# EXERCISE DETAILS
Comb the records below for the string "icon" and copy each line where it turns up.

# DATA FOR PROCESSING
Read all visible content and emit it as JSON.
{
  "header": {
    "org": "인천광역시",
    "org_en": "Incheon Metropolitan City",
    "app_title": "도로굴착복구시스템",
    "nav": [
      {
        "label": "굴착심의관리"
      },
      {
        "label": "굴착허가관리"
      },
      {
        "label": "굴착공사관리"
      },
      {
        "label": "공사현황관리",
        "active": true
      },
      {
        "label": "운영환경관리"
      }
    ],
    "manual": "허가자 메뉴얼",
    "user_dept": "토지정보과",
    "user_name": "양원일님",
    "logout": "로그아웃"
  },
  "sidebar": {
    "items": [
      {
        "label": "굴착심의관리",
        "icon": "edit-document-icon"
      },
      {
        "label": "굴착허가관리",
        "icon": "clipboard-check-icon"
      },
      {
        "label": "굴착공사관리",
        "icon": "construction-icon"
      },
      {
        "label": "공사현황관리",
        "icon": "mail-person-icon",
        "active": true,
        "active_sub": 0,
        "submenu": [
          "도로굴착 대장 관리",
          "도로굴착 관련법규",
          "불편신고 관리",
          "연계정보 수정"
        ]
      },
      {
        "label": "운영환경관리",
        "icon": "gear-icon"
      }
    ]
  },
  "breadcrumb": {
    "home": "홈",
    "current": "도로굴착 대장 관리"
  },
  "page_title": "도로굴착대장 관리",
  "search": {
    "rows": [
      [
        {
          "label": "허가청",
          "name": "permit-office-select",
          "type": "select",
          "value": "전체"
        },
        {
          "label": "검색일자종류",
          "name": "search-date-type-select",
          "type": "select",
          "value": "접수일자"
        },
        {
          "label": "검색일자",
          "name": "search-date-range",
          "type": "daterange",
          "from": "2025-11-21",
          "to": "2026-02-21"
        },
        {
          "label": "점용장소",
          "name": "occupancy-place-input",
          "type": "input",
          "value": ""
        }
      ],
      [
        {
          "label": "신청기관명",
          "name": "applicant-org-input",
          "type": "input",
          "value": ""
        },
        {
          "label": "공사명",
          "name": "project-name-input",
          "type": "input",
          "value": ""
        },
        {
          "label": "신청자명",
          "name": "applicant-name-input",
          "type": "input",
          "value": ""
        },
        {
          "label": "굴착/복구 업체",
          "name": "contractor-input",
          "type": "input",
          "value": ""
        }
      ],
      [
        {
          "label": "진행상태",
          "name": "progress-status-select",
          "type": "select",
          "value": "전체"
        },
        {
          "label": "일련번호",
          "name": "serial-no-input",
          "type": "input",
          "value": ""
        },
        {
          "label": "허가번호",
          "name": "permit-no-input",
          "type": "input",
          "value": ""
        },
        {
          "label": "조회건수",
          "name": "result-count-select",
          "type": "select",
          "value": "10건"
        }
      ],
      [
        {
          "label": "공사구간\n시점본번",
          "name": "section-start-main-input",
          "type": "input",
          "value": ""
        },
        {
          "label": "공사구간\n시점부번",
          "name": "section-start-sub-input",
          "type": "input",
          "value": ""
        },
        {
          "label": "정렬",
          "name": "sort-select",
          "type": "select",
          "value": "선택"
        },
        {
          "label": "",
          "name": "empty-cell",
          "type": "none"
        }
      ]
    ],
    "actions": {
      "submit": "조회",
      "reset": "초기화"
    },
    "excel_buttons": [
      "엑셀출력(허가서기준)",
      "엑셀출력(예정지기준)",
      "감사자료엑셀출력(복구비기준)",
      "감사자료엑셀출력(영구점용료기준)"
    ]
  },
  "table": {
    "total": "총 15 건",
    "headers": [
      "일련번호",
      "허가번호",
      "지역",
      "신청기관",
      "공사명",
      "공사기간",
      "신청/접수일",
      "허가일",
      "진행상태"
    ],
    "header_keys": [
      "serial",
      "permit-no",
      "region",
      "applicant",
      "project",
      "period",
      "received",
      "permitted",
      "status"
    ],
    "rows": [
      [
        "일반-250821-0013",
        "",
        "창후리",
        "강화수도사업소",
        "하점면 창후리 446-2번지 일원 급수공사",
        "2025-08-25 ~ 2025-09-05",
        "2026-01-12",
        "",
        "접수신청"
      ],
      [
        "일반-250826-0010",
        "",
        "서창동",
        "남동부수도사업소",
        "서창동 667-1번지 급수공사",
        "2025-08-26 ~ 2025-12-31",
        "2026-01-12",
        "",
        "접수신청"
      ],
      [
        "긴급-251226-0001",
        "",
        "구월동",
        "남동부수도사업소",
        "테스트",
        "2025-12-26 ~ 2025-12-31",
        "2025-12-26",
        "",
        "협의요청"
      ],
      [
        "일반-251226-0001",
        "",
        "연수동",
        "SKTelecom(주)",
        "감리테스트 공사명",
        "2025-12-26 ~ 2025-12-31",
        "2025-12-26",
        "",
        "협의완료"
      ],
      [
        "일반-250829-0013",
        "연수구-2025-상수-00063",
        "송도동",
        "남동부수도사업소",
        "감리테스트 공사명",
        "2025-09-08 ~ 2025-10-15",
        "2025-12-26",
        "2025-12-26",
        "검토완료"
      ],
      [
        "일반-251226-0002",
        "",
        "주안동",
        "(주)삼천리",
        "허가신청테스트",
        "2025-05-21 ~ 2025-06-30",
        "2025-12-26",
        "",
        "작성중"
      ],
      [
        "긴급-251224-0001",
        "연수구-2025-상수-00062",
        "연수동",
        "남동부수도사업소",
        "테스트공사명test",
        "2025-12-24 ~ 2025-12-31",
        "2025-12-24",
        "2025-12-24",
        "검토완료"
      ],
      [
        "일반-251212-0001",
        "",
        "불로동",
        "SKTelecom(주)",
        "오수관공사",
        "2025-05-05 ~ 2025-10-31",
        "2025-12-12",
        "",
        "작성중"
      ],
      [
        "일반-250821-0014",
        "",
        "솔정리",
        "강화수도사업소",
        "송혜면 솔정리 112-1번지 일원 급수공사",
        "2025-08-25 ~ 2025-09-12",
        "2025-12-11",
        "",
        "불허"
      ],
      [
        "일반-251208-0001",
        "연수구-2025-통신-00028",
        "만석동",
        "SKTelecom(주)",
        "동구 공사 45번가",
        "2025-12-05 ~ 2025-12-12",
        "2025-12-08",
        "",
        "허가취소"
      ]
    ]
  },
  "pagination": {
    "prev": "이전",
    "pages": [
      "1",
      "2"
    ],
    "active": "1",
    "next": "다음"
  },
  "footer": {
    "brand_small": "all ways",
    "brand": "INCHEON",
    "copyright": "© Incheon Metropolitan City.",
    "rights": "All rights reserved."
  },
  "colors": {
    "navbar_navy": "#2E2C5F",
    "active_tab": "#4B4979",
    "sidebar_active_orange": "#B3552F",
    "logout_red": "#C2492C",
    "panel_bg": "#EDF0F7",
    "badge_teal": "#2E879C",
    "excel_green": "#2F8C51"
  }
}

# SOLUTION BELOW
        "icon": "edit-document-icon"
        "icon": "clipboard-check-icon"
        "icon": "construction-icon"
        "icon": "mail-person-icon",
        "icon": "gear-icon"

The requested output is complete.